Dugan, F. (2008). Fungi, folkways and fairytales: Mushrooms and mildews in stories, remedies, and rituals, from Oberon to the Internet. North American Fungi, 3(7), 23-72. http://doi.org/10.2509/naf2008.003.0074
Findlay, W.P.K. (1982). Fungi: Folklore, fiction, & fact. Eureka, CA: Mad River Press.
Kuo, M. (2003). Fairy rings. Retrieved from https://www.mushroomexpert.com/fairy_rings.html
Petersen, J.H. (2013). The kingdom of Fungi. Princeton, NJ: Princeton University Press.
Rogers, R. (2011). The fungal pharmacy: The complete guide to medicinal mushrooms and lichens of North America. Berkeley, CA: North Atlantic Books.
Shakespeare, W. (2004). The tempest. New York, NY: Simon & Schuster.

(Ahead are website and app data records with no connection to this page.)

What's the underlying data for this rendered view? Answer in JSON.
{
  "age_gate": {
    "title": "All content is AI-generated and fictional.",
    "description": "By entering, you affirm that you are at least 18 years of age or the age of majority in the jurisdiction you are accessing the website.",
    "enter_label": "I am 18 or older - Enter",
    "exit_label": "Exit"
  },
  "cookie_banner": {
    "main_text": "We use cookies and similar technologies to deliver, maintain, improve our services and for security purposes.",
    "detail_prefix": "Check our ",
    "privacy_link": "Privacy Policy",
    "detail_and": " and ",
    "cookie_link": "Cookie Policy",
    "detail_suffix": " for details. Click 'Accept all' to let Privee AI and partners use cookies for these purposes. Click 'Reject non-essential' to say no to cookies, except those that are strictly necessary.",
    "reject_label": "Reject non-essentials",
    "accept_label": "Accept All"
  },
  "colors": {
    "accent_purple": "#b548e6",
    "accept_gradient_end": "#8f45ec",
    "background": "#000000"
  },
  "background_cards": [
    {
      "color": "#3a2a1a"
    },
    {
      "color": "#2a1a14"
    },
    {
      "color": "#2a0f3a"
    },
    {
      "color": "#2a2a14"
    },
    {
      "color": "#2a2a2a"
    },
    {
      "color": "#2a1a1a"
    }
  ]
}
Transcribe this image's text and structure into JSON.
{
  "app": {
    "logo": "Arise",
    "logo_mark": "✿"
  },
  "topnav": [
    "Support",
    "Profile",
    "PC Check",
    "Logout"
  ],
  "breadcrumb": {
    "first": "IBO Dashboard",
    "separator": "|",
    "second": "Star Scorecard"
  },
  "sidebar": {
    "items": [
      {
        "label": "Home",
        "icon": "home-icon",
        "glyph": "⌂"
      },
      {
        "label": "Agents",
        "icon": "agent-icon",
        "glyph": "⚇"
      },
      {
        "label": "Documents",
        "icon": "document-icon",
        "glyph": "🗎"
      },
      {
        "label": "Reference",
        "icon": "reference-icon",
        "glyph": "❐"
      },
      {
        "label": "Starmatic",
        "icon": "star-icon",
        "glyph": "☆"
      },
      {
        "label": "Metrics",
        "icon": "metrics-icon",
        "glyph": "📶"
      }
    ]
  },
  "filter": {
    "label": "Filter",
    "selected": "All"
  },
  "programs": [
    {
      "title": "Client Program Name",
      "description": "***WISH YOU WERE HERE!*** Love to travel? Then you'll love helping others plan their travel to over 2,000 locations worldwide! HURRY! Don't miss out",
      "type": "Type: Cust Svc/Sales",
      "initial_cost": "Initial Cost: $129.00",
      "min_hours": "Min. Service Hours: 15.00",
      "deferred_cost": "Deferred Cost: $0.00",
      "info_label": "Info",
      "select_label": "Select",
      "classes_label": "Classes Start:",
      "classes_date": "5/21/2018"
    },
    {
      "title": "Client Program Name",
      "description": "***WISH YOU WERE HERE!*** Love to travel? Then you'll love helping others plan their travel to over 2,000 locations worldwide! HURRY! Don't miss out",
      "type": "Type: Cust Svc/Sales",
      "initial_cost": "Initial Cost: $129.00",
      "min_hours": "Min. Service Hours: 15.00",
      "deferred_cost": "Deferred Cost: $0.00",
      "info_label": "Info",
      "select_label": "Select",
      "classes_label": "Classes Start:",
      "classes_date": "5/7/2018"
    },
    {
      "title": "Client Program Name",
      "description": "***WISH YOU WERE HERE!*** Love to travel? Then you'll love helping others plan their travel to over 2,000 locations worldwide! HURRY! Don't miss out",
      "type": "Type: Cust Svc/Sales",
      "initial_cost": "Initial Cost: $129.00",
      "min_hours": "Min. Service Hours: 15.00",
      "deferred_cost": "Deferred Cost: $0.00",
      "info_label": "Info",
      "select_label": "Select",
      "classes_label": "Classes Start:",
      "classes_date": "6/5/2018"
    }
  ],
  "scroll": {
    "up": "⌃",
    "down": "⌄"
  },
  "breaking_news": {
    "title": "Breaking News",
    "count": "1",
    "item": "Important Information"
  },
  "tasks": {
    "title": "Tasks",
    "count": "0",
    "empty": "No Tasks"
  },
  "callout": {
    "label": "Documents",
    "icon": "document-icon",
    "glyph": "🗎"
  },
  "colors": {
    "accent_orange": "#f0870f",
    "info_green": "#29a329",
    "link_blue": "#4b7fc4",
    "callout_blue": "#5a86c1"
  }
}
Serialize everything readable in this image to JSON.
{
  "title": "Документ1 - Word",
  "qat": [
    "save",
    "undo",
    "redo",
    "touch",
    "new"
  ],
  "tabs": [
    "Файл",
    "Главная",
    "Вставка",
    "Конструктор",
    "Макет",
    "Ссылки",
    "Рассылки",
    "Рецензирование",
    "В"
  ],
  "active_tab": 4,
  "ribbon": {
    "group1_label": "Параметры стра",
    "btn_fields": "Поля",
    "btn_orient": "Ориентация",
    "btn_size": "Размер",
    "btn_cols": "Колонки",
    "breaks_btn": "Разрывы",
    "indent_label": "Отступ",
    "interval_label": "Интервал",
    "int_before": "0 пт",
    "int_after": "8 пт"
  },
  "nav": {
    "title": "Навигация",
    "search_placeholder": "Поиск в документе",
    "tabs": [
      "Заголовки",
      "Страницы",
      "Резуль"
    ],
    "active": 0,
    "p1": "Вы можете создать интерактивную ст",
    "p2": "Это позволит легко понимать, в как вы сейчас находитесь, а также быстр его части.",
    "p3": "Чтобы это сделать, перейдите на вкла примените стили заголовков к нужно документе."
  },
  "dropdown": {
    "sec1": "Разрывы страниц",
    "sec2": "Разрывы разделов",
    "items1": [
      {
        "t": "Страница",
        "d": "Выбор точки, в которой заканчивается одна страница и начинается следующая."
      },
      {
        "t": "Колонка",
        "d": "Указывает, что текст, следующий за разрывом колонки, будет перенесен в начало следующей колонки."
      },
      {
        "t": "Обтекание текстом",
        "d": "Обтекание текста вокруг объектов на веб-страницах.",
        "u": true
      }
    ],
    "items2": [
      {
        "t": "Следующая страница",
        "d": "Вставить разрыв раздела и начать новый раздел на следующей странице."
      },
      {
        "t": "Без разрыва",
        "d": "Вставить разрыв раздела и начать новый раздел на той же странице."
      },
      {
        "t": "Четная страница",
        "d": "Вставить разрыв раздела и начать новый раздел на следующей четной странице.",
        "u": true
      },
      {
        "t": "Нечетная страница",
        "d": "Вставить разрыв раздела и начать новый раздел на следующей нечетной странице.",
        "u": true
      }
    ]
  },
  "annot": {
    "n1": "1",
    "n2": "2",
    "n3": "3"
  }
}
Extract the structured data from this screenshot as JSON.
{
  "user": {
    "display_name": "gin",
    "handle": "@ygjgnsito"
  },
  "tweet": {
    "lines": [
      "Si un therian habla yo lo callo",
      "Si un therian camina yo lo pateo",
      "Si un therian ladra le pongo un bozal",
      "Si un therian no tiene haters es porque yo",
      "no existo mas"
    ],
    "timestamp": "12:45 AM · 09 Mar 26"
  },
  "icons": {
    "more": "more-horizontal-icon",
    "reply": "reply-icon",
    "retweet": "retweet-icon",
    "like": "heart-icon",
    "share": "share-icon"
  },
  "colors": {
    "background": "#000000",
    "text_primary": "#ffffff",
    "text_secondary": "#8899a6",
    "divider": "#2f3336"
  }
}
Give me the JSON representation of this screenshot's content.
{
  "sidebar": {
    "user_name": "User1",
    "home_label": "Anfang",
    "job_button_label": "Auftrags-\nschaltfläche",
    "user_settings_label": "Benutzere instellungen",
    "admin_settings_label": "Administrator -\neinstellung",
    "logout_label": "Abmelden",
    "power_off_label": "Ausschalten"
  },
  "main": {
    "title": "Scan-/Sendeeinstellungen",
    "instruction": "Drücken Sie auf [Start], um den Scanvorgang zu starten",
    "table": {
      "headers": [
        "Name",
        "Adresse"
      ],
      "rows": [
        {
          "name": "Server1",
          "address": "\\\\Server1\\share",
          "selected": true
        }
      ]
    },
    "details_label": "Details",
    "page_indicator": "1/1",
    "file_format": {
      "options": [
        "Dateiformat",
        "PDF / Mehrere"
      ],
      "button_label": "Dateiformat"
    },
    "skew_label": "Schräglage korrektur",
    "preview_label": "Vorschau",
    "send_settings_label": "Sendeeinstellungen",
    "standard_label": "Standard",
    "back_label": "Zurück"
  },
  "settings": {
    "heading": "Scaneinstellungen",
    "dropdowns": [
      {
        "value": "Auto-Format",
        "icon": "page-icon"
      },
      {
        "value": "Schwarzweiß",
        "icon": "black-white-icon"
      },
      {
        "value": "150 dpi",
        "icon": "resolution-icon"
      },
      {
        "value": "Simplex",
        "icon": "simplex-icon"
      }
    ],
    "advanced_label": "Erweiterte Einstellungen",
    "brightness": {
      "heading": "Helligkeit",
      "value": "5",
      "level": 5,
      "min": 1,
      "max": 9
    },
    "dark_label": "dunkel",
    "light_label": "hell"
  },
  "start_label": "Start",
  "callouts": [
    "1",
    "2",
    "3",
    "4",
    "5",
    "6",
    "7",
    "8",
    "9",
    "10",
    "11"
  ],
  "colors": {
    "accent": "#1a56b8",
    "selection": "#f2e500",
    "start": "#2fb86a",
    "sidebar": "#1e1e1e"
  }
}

Toporov, V.N. (2009). On the semiotics of mythological conceptions about mushrooms. Semiotica, 53(4), 295-357. https://doi.org/10.1515/semi.19126.96.36.1995